Regents Chancellor Betty Rosa & State Education Department Interim Commissioner Shannon Tahoe told Spectrum News they have asked Governor Andrew Cuomo to sign an executive order waiving this year’s Annual Professional Performance Review. APPR is the vehicle for principal and teacher evaluations.  

“I think at this point we all recognize it may be difficult to have APPR this year, so we have extended and requested Cuomo to do an executive order to override it,” said SED’s Tahoe.

Cuomo hasn’t yet responded, but the commissioner told us the request was just made. If granted, it would be one less thing for superintendents to worry about.

In interviews Friday, four school superintendents in different upstate regions told Spectrum News they have enough on their plates as it is. Their two primary concerns are the mental and emotional well-being of their students and the financial toll the shutdown will have on their ability to deliver a sound, basic education.

“It’s fair to say it’s been the most challenged I’ve felt since being a superintendent,” said Dr. Ray Sanchez, superintendent of the Ossining Union Free School. “This is every challenge times 10.”

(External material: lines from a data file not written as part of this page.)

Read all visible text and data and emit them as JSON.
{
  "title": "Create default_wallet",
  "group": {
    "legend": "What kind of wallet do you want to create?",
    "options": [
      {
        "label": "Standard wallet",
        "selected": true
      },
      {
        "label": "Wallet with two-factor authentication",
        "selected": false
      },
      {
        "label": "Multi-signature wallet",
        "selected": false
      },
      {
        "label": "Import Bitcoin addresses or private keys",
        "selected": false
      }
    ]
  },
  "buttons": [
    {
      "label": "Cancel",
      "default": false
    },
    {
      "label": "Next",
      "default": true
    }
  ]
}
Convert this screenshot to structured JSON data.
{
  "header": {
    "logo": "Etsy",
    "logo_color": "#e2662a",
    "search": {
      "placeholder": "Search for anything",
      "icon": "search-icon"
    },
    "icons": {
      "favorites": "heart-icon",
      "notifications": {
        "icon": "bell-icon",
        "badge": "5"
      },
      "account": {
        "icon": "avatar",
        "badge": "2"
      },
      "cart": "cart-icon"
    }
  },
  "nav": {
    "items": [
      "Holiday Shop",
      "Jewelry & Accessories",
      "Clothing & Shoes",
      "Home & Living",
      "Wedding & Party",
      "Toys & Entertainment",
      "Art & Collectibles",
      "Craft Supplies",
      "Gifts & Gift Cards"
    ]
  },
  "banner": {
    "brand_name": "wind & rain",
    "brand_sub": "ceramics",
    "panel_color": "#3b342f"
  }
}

Sanchez pointed out families need even more support now that students are home. They need “foundational items,” he said, like food, technology, school supplies, and support.

Cuomo's incremental approach to school closures has also been a challenge.

According to WBFO, Buffalo City Schools Superintendent Dr. Kriner Cash has been critical, saying, “It doesn’t really ever let us go into full planning mode for the remainder of the year and into next.”

Cuomo announced on Monday schools would be closed another two weeks, until April 29. Not everyone agrees with Cash.

“I don’t share that same perspective,” said Dr. Kevin McGowan, superintendent of the Brighton Central School District and president of the New York State Council of School Superintendents. “The two-week framework is based on decision-making by a Governor and a Health Department that are knee-deep in this crisis.”

Dr. Lori Kaplan, superintendent of the Watervliet City School District agrees.

“The two-week approach is a hardship for some, but I appreciate [Cuomo’s] conservativeness. You can’t put the genie back in the bottle,” Kaplan said.  

Of far greater concern to Kaplan is the health and well-being of her students.

”Most of my students, the seven hours they’re in school with us, is the safest time of their day,” said Kaplan. “The kindness we show our students might be the only kind words they hear all day.”

Ossining’s Ray Sanchez said pretty much the same thing.

“My greatest worry comes from the inability to see my 5100 kids,” Sanchez said. “I heard a quote once, ‘Kids may not remember the content we teach them,’” he recalled, “’but hopefully they remember how safe and loved they feel during this time.’”

All the school leaders we spoke with were hopeful that schools would open before the summer break.

“If we can come back at the end of May, just for a minute to see the kids, to see their faces, and for a little pomp and circumstance, that would be a gift,” said Kaplan.

Interim Commissioner Shannon Tahoe and Regents Chancellor Betty Rosa agree that would be optimal, but not likely. Rosa told Spectrum while she’s hopeful, “given the conditions that we’re all under, I assume we will not (be returning).”

Ithaca City Schools Superintendent Dr. Luvelle Brown is already thinking about what he calls “re-entry”; he hopes State Ed won’t miss this “opportunity to innovate.”

“For example, perhaps we could look at decoupling mandated seat time from funding; look at how we can create a much more blended experience for students and bring the experience to families in an authentic way,” he said.

Commissioner Tahoe says that’s definitely on the agenda.

“One thing about this crisis is that it’s bringing a lot of things to light that may be good to change in the future,” she said.

Next week: A look at how schools are preparing to deal with the financial insecurity caused by the pandemic.